Farewell Canberra. It’s been fun…mostly. Perhaps we’ll meet again someday.
After packing for what seemed like forever, I finally managed to get everything packed away into a modest pile of boxes. Every time I move, I offload a number of things. Knowing how much it was going to cost me to transport all my stuff home has become a great motivator for traveling as light as I can; yet despite having had a garage sale last Saturday, I’m still left with a lot of stuff I could’ve done without.
This morning I awoke with just four key tasks to complete: collect a rental ute from the depot in the city; be at the house when the movers arrived; use said ute to run my mattress and some bits of old furniture to the tip; take my futon/sofa bed out to Rory’s place. The ute and removalists went fine, both done ahead of time, and after a mad dash into town to get the money necessary to pay for the load of rubbish I needed to dump at the tip (oh, and getting lost trying to find the tip), I found myself parked at the edge of the pit, discarding a bunch of artefacts brought from the last major chapter of my life: the Student Village.
The mattress I’d bought ten years ago with the bed frame I sold at the garage sale (can’t sell the mattresses in the ACT). The office chair I used to sit at my computer desk the past 12 years was a cheap metal-framed thing, the vinyl covering badly torn, which I’d taken with me when leaving the Village. There was also an old chest of drawers (very seventies looking), which I’d rescued from a skip at the Village in 1996, thinking “this will do me for a year until I buy a proper one”. As decrepit as they were, casting these items into a pit and seeing them come apart in the jaws of heavy machinery, felt like I was throwing away a large part of my life, and I had serious doubts about whether I’d done the right thing at that point; it’s bizarre how people can become attached to the most inane objects.

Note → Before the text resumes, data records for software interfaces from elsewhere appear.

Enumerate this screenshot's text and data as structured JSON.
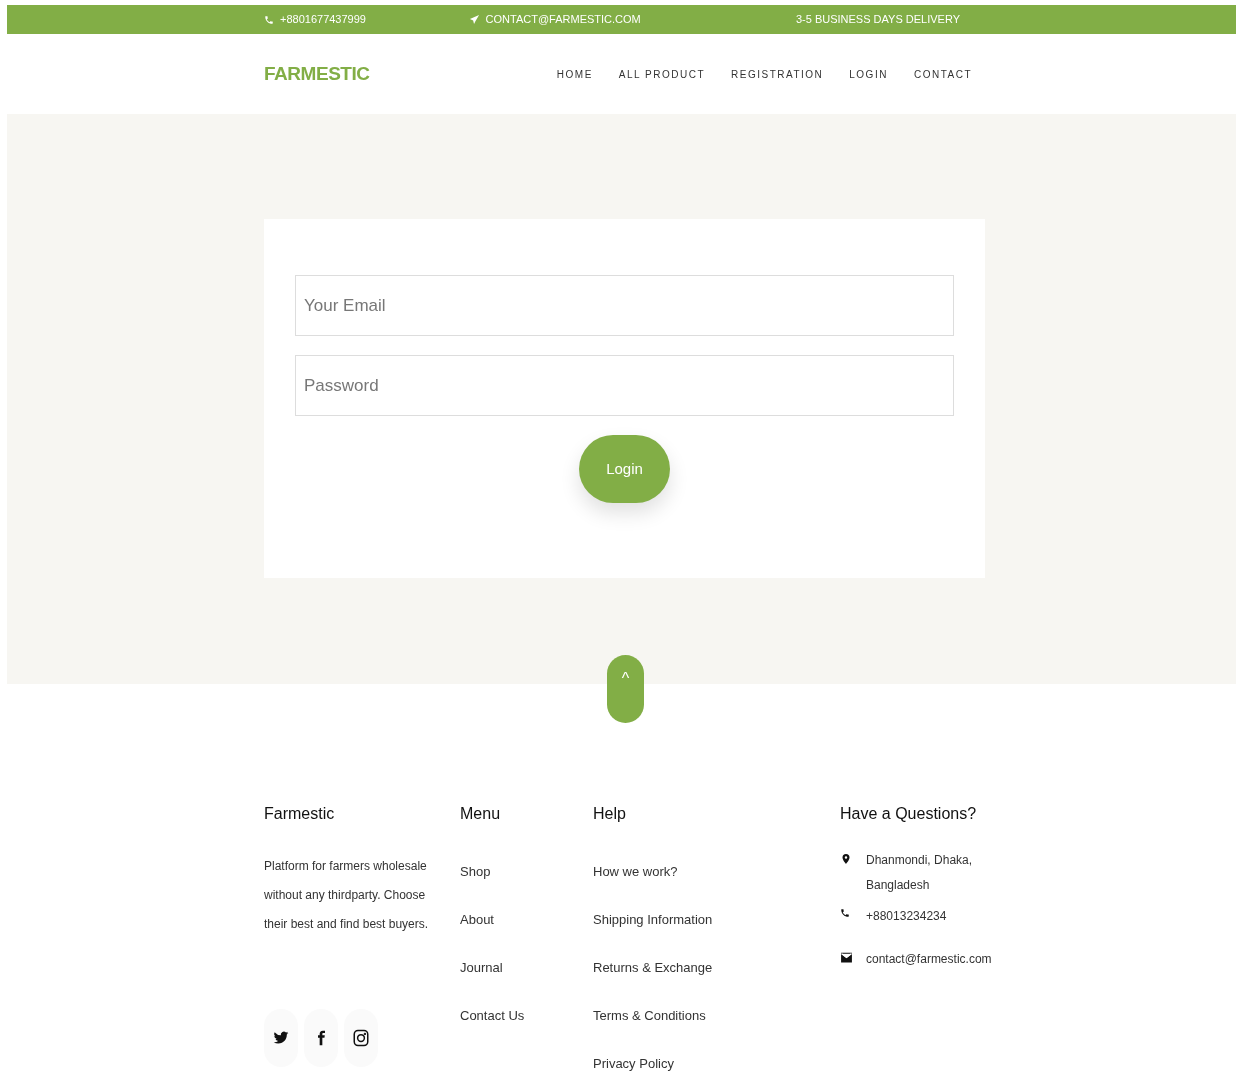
{
  "top_bar": [
    {
      "kind": "phone",
      "text": "+8801677437999"
    },
    {
      "kind": "email",
      "text": "CONTACT@FARMESTIC.COM"
    },
    {
      "kind": "plain",
      "text": "3-5 BUSINESS DAYS DELIVERY"
    }
  ],
  "header": {
    "logo": "FARMESTIC",
    "nav": [
      "HOME",
      "ALL PRODUCT",
      "REGISTRATION",
      "LOGIN",
      "CONTACT"
    ]
  },
  "login_form": {
    "fields": [
      {
        "placeholder": "Your Email"
      },
      {
        "placeholder": "Password"
      }
    ],
    "button": "Login"
  },
  "scroll_top": "^",
  "footer": {
    "about": {
      "title": "Farmestic",
      "text": "Platform for farmers wholesale without any thirdparty. Choose their best and find best buyers.",
      "social": [
        {
          "kind": "twitter"
        },
        {
          "kind": "facebook"
        },
        {
          "kind": "instagram"
        }
      ]
    },
    "menu": {
      "title": "Menu",
      "links": [
        "Shop",
        "About",
        "Journal",
        "Contact Us"
      ]
    },
    "help": {
      "title": "Help",
      "links": [
        "How we work?",
        "Shipping Information",
        "Returns & Exchange",
        "Terms & Conditions",
        "Privacy Policy"
      ]
    },
    "contact": {
      "title": "Have a Questions?",
      "items": [
        {
          "kind": "address",
          "text": "Dhanmondi, Dhaka, Bangladesh"
        },
        {
          "kind": "phone",
          "text": "+88013234234"
        },
        {
          "kind": "email",
          "text": "contact@farmestic.com"
        }
      ]
    }
  }
}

The blur of the past few months, but especially the past week, has not really given me a chance to think in any depth about leaving Canberra. I can say for certain that despite having a few moments (sometimes many of them) where I’ve found myself desperate to leave, being faced with a deadline for departure has caused me to appreciate the better parts of living in Canberra. I’ve also come to the realisation (now that I’ve rolled off), that the job I was in was becoming a major contributor to my sense of desperation, as the same recurring thought “I gotta get outta here” kept coming to me in Brisbane as well.

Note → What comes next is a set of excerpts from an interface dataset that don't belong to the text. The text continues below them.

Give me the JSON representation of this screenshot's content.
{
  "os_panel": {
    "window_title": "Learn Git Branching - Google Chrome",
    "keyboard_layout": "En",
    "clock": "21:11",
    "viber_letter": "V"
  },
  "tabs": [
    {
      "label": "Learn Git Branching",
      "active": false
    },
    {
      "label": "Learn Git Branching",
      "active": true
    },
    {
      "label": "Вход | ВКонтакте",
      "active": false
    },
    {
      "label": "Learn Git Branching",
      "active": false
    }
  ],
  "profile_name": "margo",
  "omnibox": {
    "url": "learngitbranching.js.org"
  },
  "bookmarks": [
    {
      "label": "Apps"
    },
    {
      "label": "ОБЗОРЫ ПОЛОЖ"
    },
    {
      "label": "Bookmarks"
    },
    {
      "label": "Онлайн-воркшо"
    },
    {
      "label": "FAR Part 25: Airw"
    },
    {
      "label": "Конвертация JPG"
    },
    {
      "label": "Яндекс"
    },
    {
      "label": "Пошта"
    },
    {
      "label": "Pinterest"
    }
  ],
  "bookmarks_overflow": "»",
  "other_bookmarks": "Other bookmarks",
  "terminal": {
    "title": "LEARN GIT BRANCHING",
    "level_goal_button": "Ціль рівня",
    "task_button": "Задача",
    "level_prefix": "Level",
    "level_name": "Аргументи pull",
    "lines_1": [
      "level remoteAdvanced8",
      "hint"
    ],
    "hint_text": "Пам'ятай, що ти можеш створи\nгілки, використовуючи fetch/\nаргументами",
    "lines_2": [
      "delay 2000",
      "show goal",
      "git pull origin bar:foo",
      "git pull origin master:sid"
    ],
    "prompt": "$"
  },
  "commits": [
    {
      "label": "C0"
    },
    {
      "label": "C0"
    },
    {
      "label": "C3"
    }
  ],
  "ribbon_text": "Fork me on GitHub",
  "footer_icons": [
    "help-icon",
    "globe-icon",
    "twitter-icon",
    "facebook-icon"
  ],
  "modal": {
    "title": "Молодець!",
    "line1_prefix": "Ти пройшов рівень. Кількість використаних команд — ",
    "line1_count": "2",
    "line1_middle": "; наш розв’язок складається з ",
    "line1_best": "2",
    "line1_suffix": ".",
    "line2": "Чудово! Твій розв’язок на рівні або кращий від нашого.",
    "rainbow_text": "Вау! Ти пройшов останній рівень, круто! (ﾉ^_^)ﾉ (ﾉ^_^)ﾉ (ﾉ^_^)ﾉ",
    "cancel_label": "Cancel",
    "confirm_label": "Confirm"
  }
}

The experience many will have of Canberra is visiting Civic (the “CBD”), a visit to the War Memorial, maybe a drive to the top of Mount Ainslie to see how the War Memorial, ANZAC Parade, Old Parliament House and Parliament House all line up. They might also visit the National Botanical Gardens, or go to the top of Black Mountain and visit the Telstra Tower perched up there. I can assure readers that these are merely superficial elements of the city’s design, and it takes a lengthier experience of the national capital to fully appreciate the place.
Despite numerous interferences from politicians of the time, Burley-Griffin got most of his vision realised in this city. It’s true that in many ways it doesn’t quite “hang together” in places, but after spending a lengthy period living in this city, I can say that it definitely grows on you…kinda like frost bite I guess. To me, the proximity of the bush, and vast numbers of native birds, is one of the greatest attributes of Canberra; and the way in which the natural environment has been folded into all elements of the city combined with the array of national displays makes it a place that reveals it’s secrets slowly. The closer my departure was, the less I wanted to leave, even in the final hour where I waited in the departure lounge of the airport, I found myself wanting to go back and try to find another job and another place to live somewhere in Canberra.

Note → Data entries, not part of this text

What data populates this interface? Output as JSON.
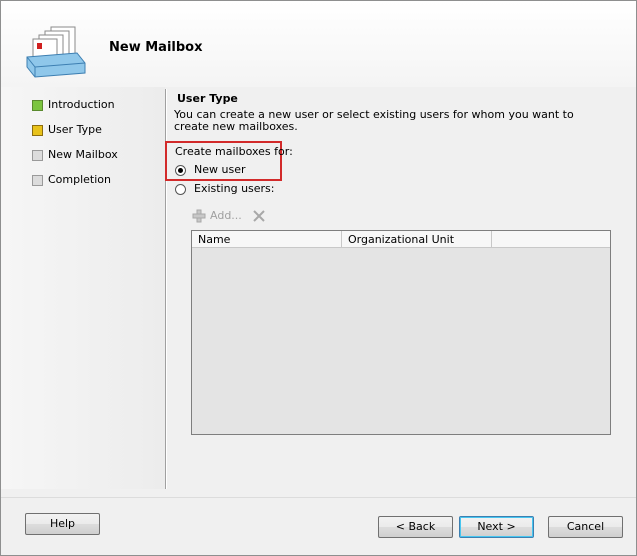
{
  "header": {
    "title": "New Mailbox"
  },
  "steps": [
    {
      "label": "Introduction",
      "status": "done",
      "color": "#7cc540"
    },
    {
      "label": "User Type",
      "status": "current",
      "color": "#e8c21a"
    },
    {
      "label": "New Mailbox",
      "status": "pending",
      "color": "#d8d8d8"
    },
    {
      "label": "Completion",
      "status": "pending",
      "color": "#d8d8d8"
    }
  ],
  "main": {
    "section_title": "User Type",
    "description": "You can create a new user or select existing users for whom you want to create new mailboxes.",
    "create_label": "Create mailboxes for:",
    "options": [
      {
        "label": "New user",
        "selected": true
      },
      {
        "label": "Existing users:",
        "selected": false
      }
    ],
    "toolbar": {
      "add_label": "Add...",
      "add_icon": "add-icon",
      "remove_icon": "remove-icon"
    },
    "table": {
      "columns": [
        "Name",
        "Organizational Unit",
        ""
      ],
      "rows": []
    }
  },
  "footer": {
    "help": "Help",
    "back": "< Back",
    "next": "Next >",
    "cancel": "Cancel"
  },
  "colors": {
    "highlight": "#d22a2a"
  }
}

I’ve not felt such a strong sense of dispossession since my parents moved off the farm. I’ve lived here for nearly 18 months, yet it still feels I’ve only just arrived; I spent a year meeting my friend Danielle for lunch on Friday’s, yet she’s already been with the OECD in Paris for the past couple of months. The pace at which it has all rocketed by is more than just a little frightening. When it was time to leave Melbourne to move to Canberra, I felt no real sadness at all, no pangs of regret about the separation; despite having lived in Melbourne for 13 years and really put down roots there. With Canberra, I feel I’m leaving behind a significant other. There’s no doubt the people I met there made a big difference in the way I think of the place. Those I worked with especially, were a highlight of the stay.
Sitting in the plane as it rolled across the tarmac, I could see the sultry silhouette of the Telstra tower atop Black Mountain, and I craned my neck out the window as we raced along the runway, trying to get my last lingering look; and as the plane lifted into the air, my heart sank a little, weighed by the knowledge I’ll not be back this way again for many years, if ever, and I was suddenly sharply aware that a valued chapter in my life has just ended.